NEW YORK (AP) _ A restructured Manville trust is seeking friendlier relations with lawyers representing tens of thousands of workers made ill inhaling asbestos.

The trust's new chairman, Robert A. Falise, and other officials plan to meet with plaintiffs' lawyers in nine cities starting next month in an effort to avoid the acrimony and litigation that undermined the trust in the past.

But Falise, a former corporate lawyer, said Tuesday he will stress that victims awaiting money from the main mechanism for compensating asbestos- related illnesses should lower expectations for big payouts.

''That could create a lot of heat and fire. But I'd rather it came to the surface now ... so it doesn't slow down the process of getting this badly needed money to plaintiffs,'' he said.

The trust was created in 1988 in the bankruptcy case of Manville Corp., which was the nation's leading maker of products containing asbestos, the heat-resistant mineral linked to cancer and other serious lung ailments.

As of last Friday, the trust had received 192,347 claims, but settled just 27,911 of them with a total liability of nearly $1.2 billion. The trust has paid out just $700 million of that.

Nearly all were halted in July 1990, when a federal judge ordered an overhaul to stop the trust from hemorrhaging assets designed to meet worker health claims for decades.

A restructuring plan that pays the sickest claimants first - rather than on a first-come, first-served system - and ties the trust closer to Manville Corp. was approved last year. A federal court appeal is pending.

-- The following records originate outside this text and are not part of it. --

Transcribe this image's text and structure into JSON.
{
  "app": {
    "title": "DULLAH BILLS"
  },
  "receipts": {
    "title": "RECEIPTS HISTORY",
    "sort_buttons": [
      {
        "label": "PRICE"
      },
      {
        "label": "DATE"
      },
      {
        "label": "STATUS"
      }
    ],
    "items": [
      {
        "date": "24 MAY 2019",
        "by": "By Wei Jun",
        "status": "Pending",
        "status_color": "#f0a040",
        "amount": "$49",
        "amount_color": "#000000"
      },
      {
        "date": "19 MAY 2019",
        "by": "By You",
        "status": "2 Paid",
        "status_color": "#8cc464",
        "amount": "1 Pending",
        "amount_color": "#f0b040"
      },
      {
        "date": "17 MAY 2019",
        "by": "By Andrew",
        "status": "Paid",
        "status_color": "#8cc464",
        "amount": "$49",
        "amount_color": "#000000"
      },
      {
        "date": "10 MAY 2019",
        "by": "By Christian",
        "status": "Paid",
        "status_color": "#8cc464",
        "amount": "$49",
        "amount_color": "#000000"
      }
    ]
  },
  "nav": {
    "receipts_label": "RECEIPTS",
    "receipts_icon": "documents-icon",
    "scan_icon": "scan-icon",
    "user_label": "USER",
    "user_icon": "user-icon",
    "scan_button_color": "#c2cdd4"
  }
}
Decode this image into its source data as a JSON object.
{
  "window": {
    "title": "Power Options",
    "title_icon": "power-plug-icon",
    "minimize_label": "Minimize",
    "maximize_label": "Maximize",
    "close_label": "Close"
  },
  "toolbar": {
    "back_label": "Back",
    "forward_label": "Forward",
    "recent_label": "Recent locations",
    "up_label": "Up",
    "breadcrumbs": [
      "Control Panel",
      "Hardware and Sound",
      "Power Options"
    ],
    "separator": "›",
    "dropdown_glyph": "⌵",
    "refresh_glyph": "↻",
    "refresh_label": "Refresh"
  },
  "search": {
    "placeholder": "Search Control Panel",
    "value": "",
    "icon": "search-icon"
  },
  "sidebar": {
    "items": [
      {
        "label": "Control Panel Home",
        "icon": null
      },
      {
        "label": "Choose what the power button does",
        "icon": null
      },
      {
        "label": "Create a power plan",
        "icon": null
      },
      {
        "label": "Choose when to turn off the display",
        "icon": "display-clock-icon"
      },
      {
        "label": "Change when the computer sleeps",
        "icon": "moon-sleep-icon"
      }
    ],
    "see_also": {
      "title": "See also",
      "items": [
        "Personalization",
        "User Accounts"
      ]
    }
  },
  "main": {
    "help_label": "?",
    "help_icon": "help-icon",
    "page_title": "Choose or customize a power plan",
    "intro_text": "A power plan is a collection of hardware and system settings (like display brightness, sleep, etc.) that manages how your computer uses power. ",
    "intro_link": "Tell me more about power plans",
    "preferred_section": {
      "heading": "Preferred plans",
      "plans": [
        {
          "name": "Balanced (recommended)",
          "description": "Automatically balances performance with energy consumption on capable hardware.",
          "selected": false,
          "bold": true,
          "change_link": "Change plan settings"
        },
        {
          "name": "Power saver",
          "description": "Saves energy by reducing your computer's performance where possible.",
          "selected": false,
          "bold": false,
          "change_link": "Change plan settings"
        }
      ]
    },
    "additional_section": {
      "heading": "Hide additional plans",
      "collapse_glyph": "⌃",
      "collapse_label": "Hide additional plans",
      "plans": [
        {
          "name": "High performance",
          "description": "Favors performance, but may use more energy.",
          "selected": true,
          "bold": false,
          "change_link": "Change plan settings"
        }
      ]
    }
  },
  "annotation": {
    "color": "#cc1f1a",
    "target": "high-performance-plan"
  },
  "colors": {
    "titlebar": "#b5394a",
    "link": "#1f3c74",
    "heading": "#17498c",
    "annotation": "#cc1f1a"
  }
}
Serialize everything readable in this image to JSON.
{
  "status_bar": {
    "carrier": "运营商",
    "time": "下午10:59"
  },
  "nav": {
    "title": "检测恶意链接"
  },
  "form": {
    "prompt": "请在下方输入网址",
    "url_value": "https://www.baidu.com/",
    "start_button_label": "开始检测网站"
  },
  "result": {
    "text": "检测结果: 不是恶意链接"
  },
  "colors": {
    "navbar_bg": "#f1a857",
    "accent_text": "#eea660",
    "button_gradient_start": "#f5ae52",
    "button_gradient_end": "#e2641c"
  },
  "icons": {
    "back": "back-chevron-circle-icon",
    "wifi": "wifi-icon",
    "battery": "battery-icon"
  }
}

If upheld, the plan still could face a Supreme Court appeal, further delaying payments to victims, many of whom have died awaiting compensation.

The trust had depleted its cash until it faced running out of money for future claims. It blamed inaccurate estimates of the number of claims and settlement values - $25,000 compared to actual average payments of $43,000.

Under the new system, no claimant will get more than 45 percent of a settlement until all cases are resolved, and no one will be paid until two- thirds of the most serious cases are settled. Under a staggered process, initial payouts are expected to be just 12 percent of settlement value.

The new scheme makes litigation a last resort. As part of the restructuring, U.S. District Judge Jack Weinstein dismissed all lawsuits against the trust, most of which centered on long delays in settlement.

''The trust is taken out of the crucible of litigation and put basically into an alternative dispute resolution mechanism,'' said Les Fagen, who represents future claimants. ''Just inherently people won't be at each other's throats.''

The trust, based in Washington, is receiving about 1,500 new claims monthly. David Austern, its general counsel, said 220 emergency claims worth $6.75 million have been paid during the freeze.

The trust's previous board and executives were criticized for failing to control the cash outflow and enormous litigation expenses. The failure led to appointment of Falise and two other new trustees.

The trust currently has $144 million in cash, $1.725 billion in Manville bonds and $756 million, or 80 percent, in Manville stock, for total assets of $2.6 billion. But its present and future liabilities are estimated as high as $8.5 billion.

The trust will receive 20 percent of Manville's annual net profits for as long as needed, and up to $520 million in special payments over seven years.

A Lehman Brothers study issued in January estimated the trust could face 210,000 more claims. Since asbestos-related diseases can take decades to appear, claims are not expected to start declining until at least 1998. To meet future payments, the trust has to maximize its return on Manville holdings.

Because the trust's future is closely tied to Manville's performance, it plans to take a more active role in the company's affairs.

The trust has hired Goldman, Sachs & Co. as financial adviser, and Falise said the firm evaluated Manville's announced purchase last week of Macon Kraft Inc., a Georgia company that makes paper containers.

Manville, based in Denver, specializes in fiberglass and forest products. Like most companies, Manville stopped using asbestos in the 1970s.